#### What the exercise asks:
In the entries below, count the lines that hold the string "Zmeniť" and state only that count.

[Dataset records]
────────────────
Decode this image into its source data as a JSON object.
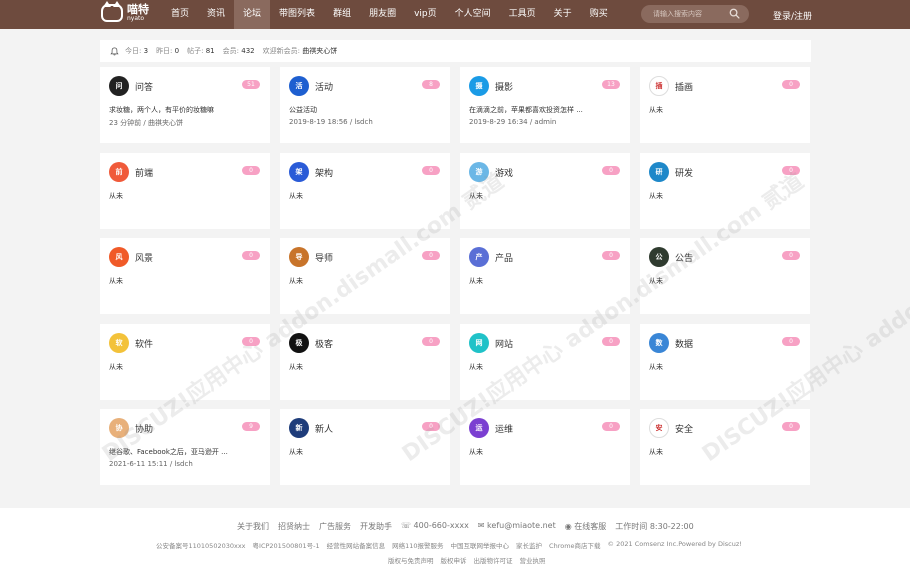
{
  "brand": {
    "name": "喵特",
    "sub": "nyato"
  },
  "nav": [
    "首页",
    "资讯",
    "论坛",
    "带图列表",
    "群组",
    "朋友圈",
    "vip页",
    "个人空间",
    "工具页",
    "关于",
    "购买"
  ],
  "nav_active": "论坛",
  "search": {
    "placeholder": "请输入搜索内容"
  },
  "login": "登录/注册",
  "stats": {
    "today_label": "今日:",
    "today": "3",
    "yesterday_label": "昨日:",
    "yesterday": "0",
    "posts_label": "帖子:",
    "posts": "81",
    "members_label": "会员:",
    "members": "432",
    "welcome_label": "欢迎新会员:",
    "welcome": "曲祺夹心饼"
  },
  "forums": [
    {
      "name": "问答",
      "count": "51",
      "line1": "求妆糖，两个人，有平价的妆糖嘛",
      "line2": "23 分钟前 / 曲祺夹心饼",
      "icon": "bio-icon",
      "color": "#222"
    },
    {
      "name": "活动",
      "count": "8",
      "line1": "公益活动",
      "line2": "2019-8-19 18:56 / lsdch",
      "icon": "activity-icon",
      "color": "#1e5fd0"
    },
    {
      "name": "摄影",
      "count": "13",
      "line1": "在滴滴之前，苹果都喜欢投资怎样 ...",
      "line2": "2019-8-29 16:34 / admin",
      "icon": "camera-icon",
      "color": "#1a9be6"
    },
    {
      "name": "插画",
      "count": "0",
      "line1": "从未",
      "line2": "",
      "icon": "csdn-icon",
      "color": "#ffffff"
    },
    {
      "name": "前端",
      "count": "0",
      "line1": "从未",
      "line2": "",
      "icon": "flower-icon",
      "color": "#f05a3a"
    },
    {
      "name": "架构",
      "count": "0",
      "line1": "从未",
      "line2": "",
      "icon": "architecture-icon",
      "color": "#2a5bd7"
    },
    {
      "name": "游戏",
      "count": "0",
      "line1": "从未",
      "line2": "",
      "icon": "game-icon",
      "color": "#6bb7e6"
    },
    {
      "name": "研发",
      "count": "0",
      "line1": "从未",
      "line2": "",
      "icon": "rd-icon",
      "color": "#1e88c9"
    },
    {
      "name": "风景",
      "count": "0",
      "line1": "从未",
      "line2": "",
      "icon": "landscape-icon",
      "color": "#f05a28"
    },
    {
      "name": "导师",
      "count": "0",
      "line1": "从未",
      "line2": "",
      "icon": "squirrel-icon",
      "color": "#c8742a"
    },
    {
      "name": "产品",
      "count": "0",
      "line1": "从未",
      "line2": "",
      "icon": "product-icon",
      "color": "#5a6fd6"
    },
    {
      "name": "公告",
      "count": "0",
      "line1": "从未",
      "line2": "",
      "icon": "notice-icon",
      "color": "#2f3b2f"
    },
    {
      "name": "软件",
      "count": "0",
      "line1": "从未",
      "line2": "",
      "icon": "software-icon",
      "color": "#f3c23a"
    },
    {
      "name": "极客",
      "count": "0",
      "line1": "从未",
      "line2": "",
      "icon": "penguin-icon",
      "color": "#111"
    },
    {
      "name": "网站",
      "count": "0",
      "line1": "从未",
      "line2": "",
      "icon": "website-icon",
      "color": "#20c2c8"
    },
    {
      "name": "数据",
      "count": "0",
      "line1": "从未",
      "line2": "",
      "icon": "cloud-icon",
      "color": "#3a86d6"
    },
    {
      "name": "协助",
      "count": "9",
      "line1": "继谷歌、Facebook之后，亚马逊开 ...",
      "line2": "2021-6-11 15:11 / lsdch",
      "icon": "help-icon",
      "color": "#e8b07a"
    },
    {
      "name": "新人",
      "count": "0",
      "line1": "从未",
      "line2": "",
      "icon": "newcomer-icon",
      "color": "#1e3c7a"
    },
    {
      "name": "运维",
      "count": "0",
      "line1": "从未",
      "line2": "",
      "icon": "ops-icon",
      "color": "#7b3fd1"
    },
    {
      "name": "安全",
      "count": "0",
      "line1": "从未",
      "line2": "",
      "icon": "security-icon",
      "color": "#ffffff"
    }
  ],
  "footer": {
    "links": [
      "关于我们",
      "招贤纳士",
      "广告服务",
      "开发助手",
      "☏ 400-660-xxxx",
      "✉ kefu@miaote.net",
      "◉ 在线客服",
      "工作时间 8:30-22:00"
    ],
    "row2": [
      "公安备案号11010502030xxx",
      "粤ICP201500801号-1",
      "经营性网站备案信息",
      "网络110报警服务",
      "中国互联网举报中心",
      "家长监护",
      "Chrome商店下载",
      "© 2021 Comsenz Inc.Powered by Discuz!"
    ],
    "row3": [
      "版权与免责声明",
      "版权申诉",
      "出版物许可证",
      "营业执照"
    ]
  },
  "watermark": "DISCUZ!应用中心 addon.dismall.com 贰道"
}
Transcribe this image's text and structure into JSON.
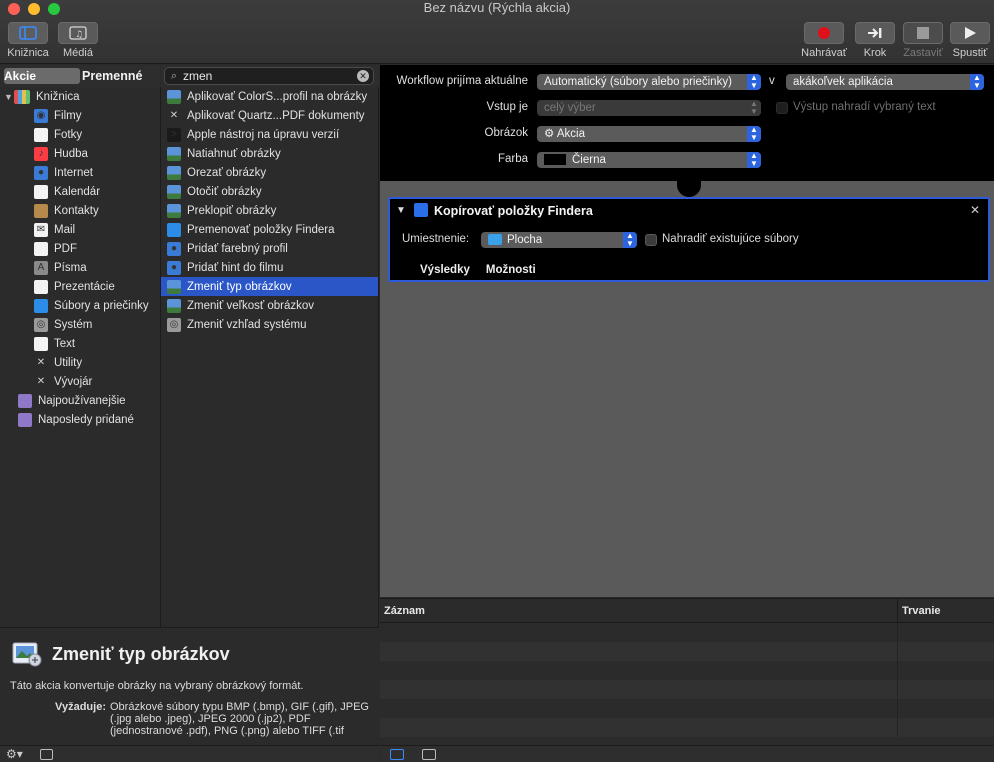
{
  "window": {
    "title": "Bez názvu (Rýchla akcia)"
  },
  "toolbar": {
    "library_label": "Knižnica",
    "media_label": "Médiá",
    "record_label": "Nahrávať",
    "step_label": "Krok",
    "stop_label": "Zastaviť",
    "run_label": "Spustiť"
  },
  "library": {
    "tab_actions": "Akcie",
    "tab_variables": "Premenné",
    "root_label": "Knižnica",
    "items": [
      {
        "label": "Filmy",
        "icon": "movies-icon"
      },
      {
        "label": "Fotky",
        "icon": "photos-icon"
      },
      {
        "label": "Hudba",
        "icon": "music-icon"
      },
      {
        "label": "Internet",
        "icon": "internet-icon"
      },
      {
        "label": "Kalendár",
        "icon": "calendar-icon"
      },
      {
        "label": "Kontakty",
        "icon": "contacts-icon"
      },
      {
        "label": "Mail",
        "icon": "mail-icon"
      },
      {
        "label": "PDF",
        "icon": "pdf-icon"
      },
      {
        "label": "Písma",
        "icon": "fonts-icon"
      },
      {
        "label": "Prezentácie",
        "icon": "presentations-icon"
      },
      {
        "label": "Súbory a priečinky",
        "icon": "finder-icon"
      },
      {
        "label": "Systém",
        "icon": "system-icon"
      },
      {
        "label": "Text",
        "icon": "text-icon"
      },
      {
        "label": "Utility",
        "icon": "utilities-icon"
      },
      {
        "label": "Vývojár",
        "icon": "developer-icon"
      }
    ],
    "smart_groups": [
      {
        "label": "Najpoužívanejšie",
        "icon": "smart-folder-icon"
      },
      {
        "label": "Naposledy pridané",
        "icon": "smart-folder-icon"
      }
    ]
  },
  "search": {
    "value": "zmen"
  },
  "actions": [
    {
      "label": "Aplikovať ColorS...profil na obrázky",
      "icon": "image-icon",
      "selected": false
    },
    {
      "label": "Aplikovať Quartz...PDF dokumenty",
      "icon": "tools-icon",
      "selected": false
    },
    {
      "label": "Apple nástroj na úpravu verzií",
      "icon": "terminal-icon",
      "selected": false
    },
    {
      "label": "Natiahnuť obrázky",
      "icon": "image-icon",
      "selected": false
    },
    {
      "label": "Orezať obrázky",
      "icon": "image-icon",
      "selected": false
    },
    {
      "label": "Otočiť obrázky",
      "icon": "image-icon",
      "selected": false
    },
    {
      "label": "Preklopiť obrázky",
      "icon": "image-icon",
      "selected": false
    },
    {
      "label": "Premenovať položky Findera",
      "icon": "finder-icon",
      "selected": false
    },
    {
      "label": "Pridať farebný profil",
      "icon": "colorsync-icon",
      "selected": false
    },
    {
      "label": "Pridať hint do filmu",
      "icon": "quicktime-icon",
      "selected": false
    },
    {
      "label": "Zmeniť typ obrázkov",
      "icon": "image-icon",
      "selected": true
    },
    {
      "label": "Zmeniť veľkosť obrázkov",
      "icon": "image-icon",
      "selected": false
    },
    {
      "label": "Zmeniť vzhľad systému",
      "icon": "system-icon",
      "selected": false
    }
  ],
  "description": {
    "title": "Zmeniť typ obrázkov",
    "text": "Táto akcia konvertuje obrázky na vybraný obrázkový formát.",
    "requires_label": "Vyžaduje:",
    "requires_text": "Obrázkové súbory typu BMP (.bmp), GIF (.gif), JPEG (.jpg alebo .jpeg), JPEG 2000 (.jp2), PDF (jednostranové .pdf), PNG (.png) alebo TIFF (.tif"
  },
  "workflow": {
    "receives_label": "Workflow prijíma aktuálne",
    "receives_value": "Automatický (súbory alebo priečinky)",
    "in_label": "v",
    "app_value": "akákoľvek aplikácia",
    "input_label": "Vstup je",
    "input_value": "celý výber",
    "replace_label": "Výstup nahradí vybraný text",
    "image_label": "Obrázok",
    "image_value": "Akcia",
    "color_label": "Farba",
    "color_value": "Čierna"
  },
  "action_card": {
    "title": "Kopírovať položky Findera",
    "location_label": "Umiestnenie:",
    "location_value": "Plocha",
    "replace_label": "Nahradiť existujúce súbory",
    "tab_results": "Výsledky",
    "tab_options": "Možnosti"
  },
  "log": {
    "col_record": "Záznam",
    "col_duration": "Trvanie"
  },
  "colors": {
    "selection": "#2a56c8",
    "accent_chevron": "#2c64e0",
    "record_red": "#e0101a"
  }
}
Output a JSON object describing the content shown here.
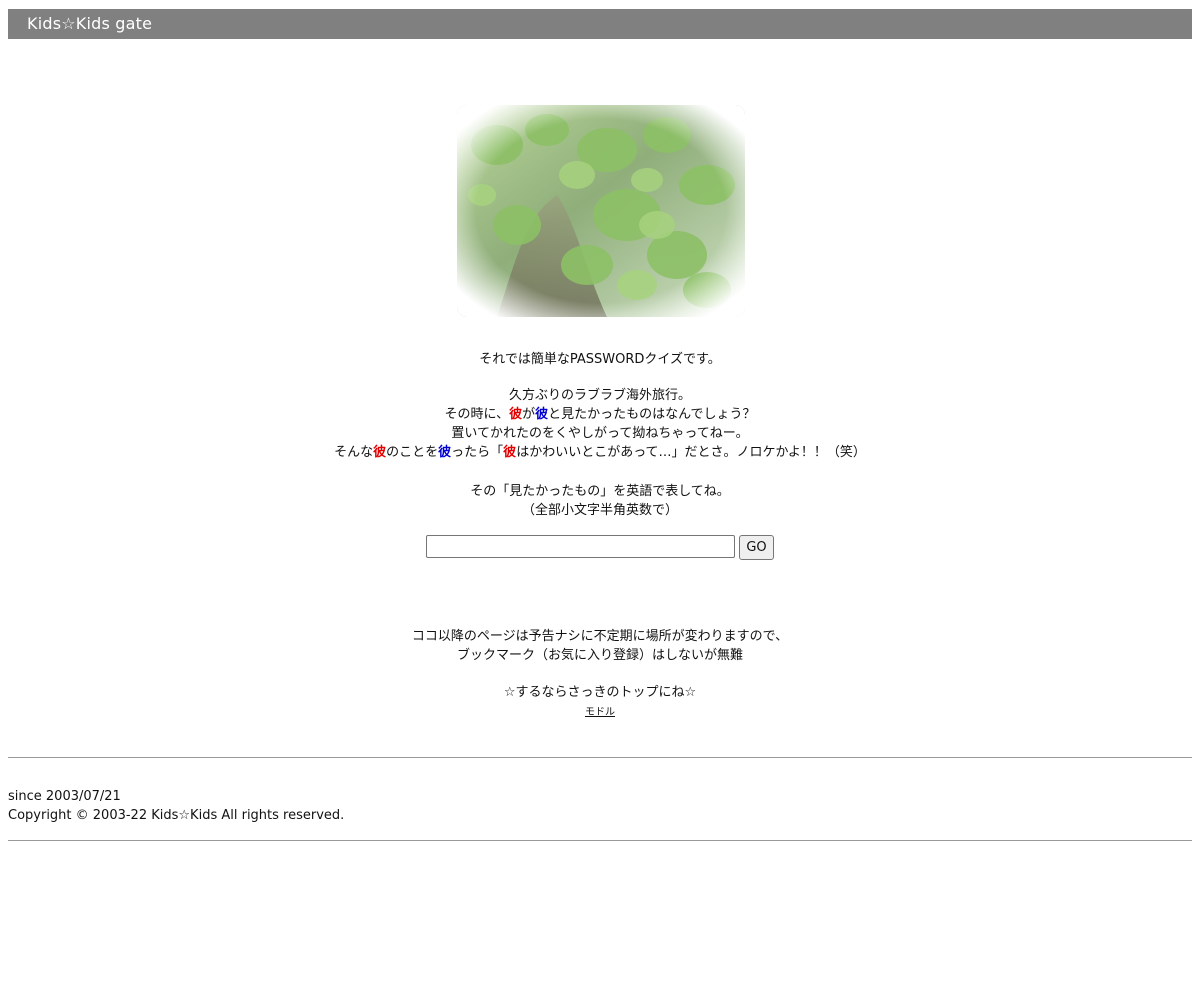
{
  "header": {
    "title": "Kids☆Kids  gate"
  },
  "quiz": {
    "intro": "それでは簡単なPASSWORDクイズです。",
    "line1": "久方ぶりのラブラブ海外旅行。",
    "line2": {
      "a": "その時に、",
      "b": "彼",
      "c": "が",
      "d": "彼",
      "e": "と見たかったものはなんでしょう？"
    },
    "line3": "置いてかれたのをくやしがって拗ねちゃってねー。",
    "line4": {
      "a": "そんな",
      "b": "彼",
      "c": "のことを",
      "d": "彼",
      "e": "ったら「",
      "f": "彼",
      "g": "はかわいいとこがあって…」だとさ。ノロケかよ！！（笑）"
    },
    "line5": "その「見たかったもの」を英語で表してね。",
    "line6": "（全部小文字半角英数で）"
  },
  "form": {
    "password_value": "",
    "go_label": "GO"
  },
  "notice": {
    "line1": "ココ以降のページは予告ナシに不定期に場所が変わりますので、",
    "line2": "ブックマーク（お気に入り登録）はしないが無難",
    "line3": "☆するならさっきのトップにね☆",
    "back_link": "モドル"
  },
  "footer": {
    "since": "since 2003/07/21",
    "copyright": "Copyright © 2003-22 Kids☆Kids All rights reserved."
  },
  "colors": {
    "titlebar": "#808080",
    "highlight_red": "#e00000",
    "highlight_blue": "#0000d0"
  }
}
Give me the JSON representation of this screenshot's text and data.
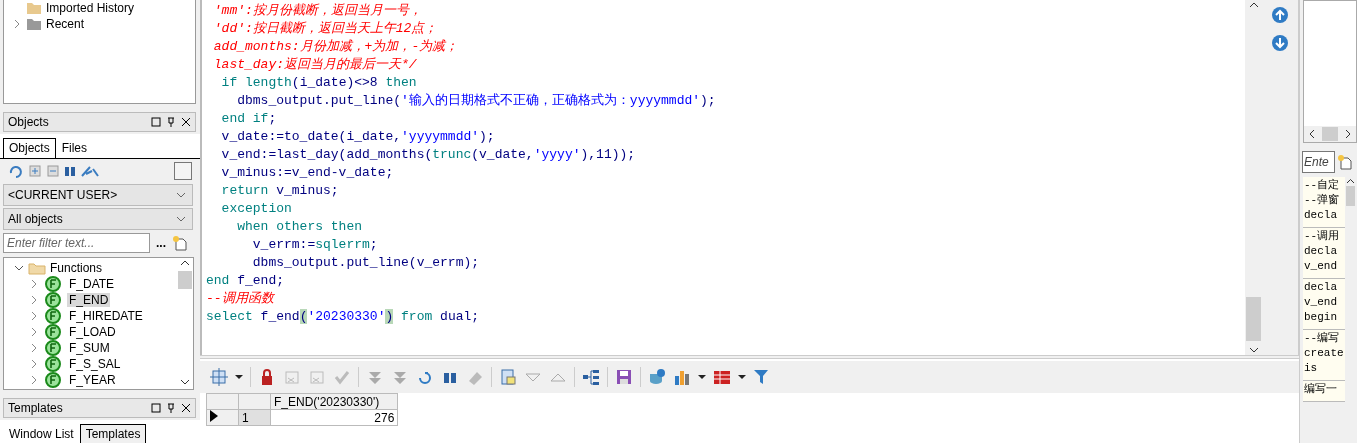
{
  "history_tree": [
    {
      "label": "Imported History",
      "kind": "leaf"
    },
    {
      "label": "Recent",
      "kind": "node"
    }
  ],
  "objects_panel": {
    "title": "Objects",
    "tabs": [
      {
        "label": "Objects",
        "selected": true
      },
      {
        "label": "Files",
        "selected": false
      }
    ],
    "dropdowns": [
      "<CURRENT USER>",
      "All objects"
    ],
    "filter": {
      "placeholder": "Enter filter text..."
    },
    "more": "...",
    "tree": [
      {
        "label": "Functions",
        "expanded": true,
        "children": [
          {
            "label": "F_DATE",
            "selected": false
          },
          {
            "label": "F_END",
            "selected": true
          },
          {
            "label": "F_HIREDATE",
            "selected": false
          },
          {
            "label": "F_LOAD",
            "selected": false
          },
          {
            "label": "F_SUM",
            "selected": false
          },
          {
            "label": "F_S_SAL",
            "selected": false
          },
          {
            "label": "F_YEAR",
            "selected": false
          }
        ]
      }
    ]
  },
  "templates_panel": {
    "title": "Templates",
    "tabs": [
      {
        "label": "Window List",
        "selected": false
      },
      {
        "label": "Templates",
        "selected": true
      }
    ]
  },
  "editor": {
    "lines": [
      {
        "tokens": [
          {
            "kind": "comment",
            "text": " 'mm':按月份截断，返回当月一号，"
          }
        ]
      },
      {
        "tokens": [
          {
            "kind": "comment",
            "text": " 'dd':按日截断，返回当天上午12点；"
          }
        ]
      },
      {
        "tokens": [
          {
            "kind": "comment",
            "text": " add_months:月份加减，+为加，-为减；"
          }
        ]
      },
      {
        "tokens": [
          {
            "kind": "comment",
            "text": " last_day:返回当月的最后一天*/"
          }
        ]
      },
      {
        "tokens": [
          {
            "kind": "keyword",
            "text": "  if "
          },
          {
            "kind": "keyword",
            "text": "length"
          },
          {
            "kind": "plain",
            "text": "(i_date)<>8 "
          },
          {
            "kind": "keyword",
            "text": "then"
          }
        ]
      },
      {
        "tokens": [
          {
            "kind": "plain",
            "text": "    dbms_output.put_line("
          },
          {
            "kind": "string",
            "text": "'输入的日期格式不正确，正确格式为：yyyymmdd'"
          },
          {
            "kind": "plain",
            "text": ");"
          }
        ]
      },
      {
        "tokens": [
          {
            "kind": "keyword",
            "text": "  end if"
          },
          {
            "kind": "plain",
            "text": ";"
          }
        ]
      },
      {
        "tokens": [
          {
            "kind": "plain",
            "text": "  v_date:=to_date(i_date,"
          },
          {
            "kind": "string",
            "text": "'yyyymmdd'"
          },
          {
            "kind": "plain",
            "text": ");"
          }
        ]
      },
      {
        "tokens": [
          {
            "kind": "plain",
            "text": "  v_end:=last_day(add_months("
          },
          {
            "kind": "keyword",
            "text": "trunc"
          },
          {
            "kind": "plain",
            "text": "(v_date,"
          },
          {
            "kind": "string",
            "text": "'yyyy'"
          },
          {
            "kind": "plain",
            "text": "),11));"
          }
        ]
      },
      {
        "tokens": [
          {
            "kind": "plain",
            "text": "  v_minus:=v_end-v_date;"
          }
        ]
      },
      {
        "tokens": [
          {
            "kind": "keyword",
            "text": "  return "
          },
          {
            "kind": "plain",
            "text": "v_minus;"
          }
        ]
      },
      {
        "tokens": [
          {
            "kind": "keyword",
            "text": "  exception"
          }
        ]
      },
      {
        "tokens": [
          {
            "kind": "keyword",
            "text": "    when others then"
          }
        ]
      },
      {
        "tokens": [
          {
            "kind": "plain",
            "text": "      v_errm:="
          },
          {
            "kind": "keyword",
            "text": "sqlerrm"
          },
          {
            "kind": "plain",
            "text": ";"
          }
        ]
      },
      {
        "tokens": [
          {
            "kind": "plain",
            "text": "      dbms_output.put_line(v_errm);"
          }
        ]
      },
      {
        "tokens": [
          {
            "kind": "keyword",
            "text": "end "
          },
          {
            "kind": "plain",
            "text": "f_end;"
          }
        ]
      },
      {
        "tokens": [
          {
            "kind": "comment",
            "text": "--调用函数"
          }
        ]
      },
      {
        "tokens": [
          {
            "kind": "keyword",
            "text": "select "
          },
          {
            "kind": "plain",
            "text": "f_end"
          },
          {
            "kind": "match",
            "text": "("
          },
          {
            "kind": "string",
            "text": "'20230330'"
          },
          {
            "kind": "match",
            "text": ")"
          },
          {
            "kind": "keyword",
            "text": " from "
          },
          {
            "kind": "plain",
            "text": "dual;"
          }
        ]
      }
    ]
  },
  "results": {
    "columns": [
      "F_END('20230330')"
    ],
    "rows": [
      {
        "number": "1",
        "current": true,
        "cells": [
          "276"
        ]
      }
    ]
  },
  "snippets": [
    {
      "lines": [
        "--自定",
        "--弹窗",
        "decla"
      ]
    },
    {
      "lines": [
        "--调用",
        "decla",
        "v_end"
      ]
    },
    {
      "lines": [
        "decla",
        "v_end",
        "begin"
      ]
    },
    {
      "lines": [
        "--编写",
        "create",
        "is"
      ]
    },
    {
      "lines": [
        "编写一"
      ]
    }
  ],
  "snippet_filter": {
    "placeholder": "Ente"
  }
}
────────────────
#### Response area:
4